It was called the Qhapaq Ñan, or “road of power.” We know it as the Great Inka Road, a highway that was—and in many ways still is—the connective tissue linking communities; allowing exchange of resources, customs, and beliefs; and providing a way for people to communicate and connect. It empowered the Inka to control an enormous empire comprising parts of present-day Peru, Bolivia, Ecuador, Colombia, Argentina, and Chile as it ran north to south for thousands of miles along the spine of the Andes.
The National Museum of the American Indian’s “The Great Inka Road: Engineering an Empire” exhibition explores the origins of this stupendous engineering achievement, illuminating techniques used more than 500 years ago and still viable today. It celebrates this legacy as it also reveals the vibrant cultures of the indigenous peoples living in the Andean mountains and valleys, rain forests, and coastal deserts transected by the Inka Road.
Several years of research in the Andes were dedicated to creating the exhibition.

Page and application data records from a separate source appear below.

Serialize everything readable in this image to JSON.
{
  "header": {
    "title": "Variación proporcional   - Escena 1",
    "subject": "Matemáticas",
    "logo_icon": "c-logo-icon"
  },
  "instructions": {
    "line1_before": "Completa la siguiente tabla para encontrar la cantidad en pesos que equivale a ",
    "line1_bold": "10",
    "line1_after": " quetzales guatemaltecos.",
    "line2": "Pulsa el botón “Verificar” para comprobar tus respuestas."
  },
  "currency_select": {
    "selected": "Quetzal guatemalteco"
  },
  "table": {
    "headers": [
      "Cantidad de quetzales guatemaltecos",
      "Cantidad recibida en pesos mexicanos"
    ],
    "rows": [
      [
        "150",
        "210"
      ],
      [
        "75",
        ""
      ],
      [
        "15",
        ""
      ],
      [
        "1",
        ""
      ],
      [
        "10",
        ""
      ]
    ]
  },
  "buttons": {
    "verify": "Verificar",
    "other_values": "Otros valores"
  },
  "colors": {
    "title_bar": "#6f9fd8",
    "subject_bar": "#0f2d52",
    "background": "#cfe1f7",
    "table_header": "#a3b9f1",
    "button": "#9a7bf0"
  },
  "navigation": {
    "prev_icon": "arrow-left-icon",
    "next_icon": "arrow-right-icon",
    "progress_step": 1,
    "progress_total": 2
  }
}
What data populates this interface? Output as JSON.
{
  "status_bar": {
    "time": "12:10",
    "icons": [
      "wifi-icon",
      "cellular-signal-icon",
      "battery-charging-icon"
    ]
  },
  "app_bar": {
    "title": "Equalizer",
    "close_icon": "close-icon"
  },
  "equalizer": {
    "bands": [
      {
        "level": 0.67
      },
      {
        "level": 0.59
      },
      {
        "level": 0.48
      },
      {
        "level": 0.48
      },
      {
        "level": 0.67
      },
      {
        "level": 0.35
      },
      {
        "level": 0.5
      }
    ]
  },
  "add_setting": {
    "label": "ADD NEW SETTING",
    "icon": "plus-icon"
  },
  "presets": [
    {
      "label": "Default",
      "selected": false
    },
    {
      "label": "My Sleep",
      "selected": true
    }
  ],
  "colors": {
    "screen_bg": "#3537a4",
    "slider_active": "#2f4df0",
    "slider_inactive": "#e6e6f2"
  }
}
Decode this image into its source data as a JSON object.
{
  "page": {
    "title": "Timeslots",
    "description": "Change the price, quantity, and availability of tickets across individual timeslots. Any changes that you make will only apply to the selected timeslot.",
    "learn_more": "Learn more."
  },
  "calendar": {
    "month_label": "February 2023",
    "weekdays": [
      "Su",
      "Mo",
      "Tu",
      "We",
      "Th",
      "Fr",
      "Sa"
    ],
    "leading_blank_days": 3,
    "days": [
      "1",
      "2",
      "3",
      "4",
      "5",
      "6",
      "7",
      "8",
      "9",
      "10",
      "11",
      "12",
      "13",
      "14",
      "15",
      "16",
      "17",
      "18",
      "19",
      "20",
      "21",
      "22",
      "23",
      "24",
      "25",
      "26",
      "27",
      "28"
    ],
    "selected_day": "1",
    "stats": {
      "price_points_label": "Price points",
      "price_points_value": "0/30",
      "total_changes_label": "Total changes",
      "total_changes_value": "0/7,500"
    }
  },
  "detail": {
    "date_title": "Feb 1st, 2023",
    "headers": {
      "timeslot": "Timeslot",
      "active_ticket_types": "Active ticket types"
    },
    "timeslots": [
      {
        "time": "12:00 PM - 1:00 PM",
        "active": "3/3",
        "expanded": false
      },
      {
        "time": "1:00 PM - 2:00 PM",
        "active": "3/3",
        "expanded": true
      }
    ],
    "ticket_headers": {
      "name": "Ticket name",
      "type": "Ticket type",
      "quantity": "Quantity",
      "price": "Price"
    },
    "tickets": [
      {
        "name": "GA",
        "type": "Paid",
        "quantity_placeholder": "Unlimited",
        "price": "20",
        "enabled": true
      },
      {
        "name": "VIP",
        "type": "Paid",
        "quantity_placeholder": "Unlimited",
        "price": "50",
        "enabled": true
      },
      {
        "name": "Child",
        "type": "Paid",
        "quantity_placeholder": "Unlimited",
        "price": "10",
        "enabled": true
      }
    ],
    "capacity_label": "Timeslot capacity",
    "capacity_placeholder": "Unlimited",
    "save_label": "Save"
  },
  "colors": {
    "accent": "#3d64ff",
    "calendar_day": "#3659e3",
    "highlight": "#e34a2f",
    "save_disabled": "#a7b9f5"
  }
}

Archaeologist and lead curator Ramiro Matos explored the region’s traditions and cultures, documenting oral histories and contemporary life in areas once part of the Inka Empire.
Dr. Matos says the Inka Road still contributes to the region’s cultural continuity. “There are people living in the same villages, planting and consuming the same foods like potatoes and corn, quinoa, and beans; and still using llamas and alpacas.” In the pre-Columbian world, the roads tethered the Empire’s four provinces or suyus to the capital city, Cusco. “The roads were the cornerstone of the Inka organization. Without them, perhaps there would have been no Inka Empire.”
The road actually began in the first millennium B.C., Dr. Matos says, “as a way to move goods throughout the Andean region, from the mountains to the valleys.” This is the beginning of several stories told in the “Great Inka Road” exhibition. They include the masterful way the Inka built a vast empire, and the epochal changes in theOld World that began when the Spanish conquerors brought back the Inka’s gold and silver along with potatoes, corn, and tomatoes.
The exhibition’s key story is about engineering and how the Inka’s techniques are providing lessons in sustainability to engineers today, from how a mountaintop fortress like Machu Picchu was stabilized to rope suspension bridges that endured as stone bridges crumbled.
Visitors will be able to take a virtual tour of Cusco at the height of the Inka Empire, courtesy of a state-of-the-art 3-D reconstructed model of the city. They can play an interactive game involving chaskis, the Inka relay runners who carried messages throughout the region. Or they can learn from another interactive display why the Inka’s cosmology included constellations in the dark spaces between the stars in the Milky Way.
Inka culture, history, and tradition are also a focus of this year’s Smithsonian Folklife Festival, which has Peru as its theme. The festival opens on June 24, two days before the exhibition, and features the creation of a 2/3-scale model of a suspension rope bridge that a Peruvian community has kept in repair for 500 years. The community’s current bridge master and several helpers will create it during the festival’s 10-day run. When it’s complete, a section will be displayed above the exhibition. The stories and lessons of the Inka Road are ongoing, says Dr. Matos. “For many people, it’s still a living road, one that links the present with the past,” and—as we continue to learn—with the future.